• Task description: Select from the data all lines with the word "视觉效果".

• Working data:
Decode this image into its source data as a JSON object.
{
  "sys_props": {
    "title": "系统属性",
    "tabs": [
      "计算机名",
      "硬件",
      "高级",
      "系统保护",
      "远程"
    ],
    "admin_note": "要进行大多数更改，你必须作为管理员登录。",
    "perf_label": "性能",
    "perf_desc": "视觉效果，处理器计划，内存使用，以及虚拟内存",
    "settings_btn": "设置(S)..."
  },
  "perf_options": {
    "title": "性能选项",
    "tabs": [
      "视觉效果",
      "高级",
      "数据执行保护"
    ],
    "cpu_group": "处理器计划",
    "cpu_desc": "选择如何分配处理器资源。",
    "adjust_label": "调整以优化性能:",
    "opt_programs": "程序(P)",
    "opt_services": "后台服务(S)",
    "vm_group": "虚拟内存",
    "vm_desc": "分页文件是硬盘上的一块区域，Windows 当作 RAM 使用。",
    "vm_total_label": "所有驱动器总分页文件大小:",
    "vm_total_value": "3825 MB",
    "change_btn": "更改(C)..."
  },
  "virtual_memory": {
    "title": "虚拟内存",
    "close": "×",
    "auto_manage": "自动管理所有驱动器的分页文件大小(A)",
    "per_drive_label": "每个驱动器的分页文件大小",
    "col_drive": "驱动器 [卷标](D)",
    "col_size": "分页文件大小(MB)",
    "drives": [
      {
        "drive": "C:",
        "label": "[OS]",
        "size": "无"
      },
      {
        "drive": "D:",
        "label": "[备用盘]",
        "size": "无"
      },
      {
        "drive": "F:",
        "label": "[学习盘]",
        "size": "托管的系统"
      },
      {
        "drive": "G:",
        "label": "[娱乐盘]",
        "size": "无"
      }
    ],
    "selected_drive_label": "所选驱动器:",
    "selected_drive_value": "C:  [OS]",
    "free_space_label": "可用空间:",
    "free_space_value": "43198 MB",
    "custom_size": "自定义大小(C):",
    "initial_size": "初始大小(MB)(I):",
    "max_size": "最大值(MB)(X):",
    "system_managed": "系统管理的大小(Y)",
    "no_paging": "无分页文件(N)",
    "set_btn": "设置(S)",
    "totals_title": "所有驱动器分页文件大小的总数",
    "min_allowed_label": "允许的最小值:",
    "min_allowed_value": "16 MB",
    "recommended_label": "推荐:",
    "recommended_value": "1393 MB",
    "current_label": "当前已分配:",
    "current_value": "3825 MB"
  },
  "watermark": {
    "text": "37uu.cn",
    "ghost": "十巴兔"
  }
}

• Output below:
    "perf_desc": "视觉效果，处理器计划，内存使用，以及虚拟内存",
      "视觉效果",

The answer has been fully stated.